Defendant was found guilty by a district court jury of four different charges kidnapping, two counts of criminal sexual conduct in the first degree, and one count of criminal sexual conduct in the third degree: Minn.Stat. §§ 609.25, subd. 1(2), 609.342(c, d), and 609.344(b) (1980) all arising from a single-behavioral incident occurring on February 12, 1980. The judge who presided at the trial died after the trial but before sentencing. A different judge, having familiarized himself with the facts, sentenced defendant to 43 months in prison for one count of criminal sexual conduct in the first degree, in violation of section 609.342(c). Although the Sentencing Guidelines are not applicable to prosecutions for crimes committed before May 1, 1980, the court imposed the presumptive sentence established for one with a zero criminal history score who commits an offense of this degree of seriousness. Defendant's appeal raises issues of sufficiency of the evidence and applicability of section 609.04, which bars multiple convictions for the same offense (or a greater offense and a lesser-included offense) on the basis of the same criminal act. The state argues that the evidence was sufficient and that the second issue is a hypothetical question because defendant was formally adjudicated guilty of only one offense, namely the one for which he was sentenced. We affirm.
We agree with the state that the evidence of defendant's guilt of the offense for which he was sentenced was sufficient. The state's evidence established that defendant offered a ride to a 15-year-old girl who had missed her school bus, then used a realistic-looking but inoperable model revolver to force her to submit to sexual penetration. The victim promptly complained to her mother and then to the police and provided police with the license number of defendant's car. The evidence established that defendant had the opportunity *251 to commit the crime and, after first claiming otherwise, he admitted he had picked up the girl. The jury was not required to believe his exculpatory version of the events, namely, that he had merely tried to scare the girl but really had not forced her to submit to sexual penetration.
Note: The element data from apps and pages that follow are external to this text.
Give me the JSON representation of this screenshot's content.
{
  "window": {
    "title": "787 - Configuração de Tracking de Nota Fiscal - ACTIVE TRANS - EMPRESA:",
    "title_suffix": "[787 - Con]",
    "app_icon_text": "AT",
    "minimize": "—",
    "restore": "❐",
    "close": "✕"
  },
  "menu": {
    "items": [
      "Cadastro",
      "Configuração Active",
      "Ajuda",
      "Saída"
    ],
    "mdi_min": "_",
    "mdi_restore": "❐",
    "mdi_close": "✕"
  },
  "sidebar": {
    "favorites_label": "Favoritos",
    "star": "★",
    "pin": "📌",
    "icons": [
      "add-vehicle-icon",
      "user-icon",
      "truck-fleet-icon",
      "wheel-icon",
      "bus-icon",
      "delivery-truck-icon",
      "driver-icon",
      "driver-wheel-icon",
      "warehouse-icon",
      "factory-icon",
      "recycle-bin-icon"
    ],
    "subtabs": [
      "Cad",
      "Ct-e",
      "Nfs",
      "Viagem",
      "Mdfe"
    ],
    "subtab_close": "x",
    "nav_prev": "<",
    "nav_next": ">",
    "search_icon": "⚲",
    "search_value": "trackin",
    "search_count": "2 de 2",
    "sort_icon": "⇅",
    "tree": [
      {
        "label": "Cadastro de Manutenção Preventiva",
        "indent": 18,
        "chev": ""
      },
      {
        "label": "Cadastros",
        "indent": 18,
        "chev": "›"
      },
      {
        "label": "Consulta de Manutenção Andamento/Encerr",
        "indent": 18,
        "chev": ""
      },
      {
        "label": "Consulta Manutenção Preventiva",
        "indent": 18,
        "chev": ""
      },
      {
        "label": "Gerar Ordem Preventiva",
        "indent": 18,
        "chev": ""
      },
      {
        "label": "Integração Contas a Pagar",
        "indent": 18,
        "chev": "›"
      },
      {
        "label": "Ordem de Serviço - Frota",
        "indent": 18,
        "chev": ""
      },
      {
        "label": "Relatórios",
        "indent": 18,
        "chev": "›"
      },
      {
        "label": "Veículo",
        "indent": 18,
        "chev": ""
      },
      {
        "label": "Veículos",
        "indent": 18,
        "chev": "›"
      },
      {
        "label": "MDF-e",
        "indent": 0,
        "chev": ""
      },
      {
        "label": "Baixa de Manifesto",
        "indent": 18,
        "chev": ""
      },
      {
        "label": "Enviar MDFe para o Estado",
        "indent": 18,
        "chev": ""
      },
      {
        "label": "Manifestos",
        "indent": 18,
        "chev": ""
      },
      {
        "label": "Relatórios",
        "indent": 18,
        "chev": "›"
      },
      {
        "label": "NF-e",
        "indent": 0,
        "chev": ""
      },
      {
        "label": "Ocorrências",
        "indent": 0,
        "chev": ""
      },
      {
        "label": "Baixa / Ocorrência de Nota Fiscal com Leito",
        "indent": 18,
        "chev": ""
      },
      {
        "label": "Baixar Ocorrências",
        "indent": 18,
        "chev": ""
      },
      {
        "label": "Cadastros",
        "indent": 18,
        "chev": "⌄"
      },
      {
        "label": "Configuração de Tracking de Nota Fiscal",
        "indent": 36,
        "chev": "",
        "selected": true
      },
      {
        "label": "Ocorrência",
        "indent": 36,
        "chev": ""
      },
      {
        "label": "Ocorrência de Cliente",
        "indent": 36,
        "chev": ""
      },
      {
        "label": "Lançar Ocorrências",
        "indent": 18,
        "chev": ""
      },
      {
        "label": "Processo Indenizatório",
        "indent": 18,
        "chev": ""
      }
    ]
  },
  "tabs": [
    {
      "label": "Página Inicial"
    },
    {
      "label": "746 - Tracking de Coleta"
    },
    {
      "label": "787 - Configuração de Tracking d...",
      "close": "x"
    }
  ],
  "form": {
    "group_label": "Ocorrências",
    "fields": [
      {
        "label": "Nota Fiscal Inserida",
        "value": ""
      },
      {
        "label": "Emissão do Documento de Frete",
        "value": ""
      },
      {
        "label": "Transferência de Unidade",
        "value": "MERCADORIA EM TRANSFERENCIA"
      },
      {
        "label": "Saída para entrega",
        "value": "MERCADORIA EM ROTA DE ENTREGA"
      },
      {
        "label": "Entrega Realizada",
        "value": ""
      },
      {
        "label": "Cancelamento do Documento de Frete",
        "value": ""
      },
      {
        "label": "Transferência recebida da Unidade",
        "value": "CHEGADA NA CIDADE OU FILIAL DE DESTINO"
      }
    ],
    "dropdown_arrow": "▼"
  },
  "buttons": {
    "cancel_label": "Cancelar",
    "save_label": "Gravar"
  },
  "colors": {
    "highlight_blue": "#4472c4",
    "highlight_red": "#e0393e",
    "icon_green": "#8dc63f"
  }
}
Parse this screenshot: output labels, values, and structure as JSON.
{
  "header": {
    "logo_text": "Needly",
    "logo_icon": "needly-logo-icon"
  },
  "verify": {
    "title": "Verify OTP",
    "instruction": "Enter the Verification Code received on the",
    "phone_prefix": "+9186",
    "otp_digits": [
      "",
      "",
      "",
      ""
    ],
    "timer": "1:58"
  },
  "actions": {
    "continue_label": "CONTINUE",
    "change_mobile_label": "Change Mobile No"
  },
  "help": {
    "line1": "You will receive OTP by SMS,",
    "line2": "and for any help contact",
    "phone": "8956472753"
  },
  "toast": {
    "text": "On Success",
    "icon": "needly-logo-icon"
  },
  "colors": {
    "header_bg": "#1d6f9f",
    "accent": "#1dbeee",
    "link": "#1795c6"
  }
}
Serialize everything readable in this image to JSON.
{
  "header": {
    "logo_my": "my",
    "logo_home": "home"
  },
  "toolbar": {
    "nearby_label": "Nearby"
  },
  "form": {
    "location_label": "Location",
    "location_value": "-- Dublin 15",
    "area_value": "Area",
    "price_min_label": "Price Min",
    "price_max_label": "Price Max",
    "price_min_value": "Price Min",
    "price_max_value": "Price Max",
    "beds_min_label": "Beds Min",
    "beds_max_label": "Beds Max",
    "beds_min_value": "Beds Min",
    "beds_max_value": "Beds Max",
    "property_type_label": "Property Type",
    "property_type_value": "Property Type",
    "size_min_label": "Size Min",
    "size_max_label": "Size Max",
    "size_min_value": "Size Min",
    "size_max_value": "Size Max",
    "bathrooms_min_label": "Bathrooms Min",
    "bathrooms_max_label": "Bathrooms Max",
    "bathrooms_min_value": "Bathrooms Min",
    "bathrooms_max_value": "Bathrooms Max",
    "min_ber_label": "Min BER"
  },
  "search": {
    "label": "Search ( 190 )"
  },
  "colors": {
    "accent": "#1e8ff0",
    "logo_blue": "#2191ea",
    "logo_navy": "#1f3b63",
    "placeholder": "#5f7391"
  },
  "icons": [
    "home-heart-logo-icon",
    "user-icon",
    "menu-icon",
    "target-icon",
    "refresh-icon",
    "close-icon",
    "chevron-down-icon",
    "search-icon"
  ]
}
The other issue raised by defendant, the applicability of section 609.04, is based on the supposition that defendant was actually convicted of four offenses. However, our examination of the record fails to establish that defendant was formally adjudicated guilty of any offense other than that for which he was sentenced. Accordingly, as in State v. Owens, 304 N.W.2d 916 (Minn. 1981), and State v. Terry, 295 N.W.2d 95 (Minn.1980), we conclude that the issue is a hypothetical question which we need not decide.